A game some are playing now involves asking participants to reconsider the U.S. presidents sculpted on Mount Rushmore in the Black Hills of South Dakota. The sculpting began in 1927 and included presidents George Washington, Thomas Jefferson, Abraham Lincoln, and Theodore Roosevelt. Of the 45 men who have held that office, whom would you select to be featured in that spot — assuming, of course, that you have a magic wand in your pocket?
On Nov. 3, 2020, we will be voting for the president of the United States. Now is the time to be considering the qualities you would like in a president before all the ugliness surfaces.
Ideally, both Republicans and Democrats should select a person whom many Americans can endorse. Am I foolish to even suggest this?
We know that we have diverse opinions/needs/wants, but we should start with absolute requirements and then move to preferred qualities.
Does this sound like a job you’ve chased? Yes, men and women will soon be chasing the presidency. A dialogue about what we want to include in the job description is a good place to start, and I’d prefer we keep the current president’s and past presidents’ names out of this exercise.
Later, we might consider the compromises we might be willing to make, given that such compromise is essential in most major decision making.

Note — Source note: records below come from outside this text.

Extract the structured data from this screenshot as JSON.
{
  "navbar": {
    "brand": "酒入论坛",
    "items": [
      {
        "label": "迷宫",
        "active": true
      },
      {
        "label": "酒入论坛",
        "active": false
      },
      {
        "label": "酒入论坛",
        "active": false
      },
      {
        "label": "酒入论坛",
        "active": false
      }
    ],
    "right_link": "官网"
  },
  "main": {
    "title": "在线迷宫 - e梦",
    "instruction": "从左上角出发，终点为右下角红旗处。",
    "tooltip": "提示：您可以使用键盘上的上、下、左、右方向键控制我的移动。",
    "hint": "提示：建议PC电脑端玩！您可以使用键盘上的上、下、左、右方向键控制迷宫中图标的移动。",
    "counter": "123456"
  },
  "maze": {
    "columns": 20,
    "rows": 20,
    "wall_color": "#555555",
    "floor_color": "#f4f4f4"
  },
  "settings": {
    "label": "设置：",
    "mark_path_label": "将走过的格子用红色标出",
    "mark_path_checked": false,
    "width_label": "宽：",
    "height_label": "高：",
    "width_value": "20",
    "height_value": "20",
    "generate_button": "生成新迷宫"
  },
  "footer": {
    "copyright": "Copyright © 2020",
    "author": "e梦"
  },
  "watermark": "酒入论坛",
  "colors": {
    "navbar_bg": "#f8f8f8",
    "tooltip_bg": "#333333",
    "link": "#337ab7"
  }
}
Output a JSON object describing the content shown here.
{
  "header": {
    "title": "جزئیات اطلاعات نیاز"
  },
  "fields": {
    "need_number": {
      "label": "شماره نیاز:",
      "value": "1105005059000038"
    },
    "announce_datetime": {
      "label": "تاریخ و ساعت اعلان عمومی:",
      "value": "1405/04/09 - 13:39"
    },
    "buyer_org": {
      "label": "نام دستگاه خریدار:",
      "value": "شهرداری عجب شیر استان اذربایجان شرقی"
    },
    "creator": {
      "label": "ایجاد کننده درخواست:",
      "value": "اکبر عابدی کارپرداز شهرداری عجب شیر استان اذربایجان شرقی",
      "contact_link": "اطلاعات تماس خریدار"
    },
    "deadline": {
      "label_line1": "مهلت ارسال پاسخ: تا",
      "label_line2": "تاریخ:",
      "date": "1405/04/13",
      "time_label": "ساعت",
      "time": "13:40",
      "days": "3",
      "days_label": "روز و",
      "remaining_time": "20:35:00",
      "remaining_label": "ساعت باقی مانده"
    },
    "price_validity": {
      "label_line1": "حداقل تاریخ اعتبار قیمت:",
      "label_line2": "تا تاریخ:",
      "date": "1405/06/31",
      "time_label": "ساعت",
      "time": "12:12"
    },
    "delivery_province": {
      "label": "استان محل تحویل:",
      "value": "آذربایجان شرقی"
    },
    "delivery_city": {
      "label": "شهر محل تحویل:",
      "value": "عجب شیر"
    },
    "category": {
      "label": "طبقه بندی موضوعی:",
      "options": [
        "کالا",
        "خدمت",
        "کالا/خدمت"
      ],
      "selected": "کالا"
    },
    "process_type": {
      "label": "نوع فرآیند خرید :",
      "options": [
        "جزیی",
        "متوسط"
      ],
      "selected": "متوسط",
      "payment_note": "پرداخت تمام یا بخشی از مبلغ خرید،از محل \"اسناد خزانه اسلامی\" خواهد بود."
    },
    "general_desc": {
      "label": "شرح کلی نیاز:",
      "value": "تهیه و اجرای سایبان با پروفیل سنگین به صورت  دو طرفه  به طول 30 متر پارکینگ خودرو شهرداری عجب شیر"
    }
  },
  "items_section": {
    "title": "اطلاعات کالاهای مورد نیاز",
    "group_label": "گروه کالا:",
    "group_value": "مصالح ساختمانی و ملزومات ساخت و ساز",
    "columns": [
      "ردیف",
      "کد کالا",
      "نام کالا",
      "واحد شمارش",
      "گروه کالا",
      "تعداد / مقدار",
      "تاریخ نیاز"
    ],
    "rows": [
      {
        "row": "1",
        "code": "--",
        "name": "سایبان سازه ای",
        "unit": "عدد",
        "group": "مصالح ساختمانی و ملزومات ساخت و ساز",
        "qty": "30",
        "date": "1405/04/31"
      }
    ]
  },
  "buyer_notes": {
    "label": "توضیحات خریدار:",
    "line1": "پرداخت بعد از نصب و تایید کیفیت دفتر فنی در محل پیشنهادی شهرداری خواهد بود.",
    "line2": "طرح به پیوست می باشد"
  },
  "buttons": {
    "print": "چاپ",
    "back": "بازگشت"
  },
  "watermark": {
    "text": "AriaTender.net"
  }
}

Know that I’m interested in your opinions, and perhaps some readers will respond to my list. Note that my list is not in priority order:
1. Physical and mental fitness. Our next president will have a difficult, complex, demanding job.
2. Knowledge of American history. In the scheme of things, we have a relatively short history as a nation. That history is complicated by a host of factors with diverse voices and positions. To understand American history is also to know the history of our relationships with other countries, the overt relationships and the more subtle ones.
3. Sound grounding in American government. The candidates don’t need to be Constitutional scholars, but they should know how government works as provided in a host of documents.
4. Ability to select cabinet members whose areas of expertise complement his/her own. Cabinet members should be of both parties, extremely competent, and reflect the diversity of the country.
5. A comfort level with conflict and the ability to manage it so that good decisions can be made and supported.
6. Honest, ethical. It’s all right to say, “At this juncture, I’m not in a position to talk about that.”
I want both parties to recognize that we have exemplary talent in this nation which calls for promoting the emergence of that leadership. Recycling the same personalities we’ve seen for decades will not position our country to move ahead to address issues in a host of areas that are important to our prosperity such as job development, health care, education, immigration, law enforcement, racism , military readiness, etc.
As a person who has always enjoyed a lively debate, I embrace sharing points of view. Endless quarreling is not, however, healthy for us. Divisions among us threaten what we have achieved as a great nation. I must remain hopeful.
Dr. Blevins has taught undergraduate and graduate students as well as prison inmates, and now teachescommunication and American literature classes at Edison State Community College. Reach her at (937)778-3815 or firstname.lastname@example.org.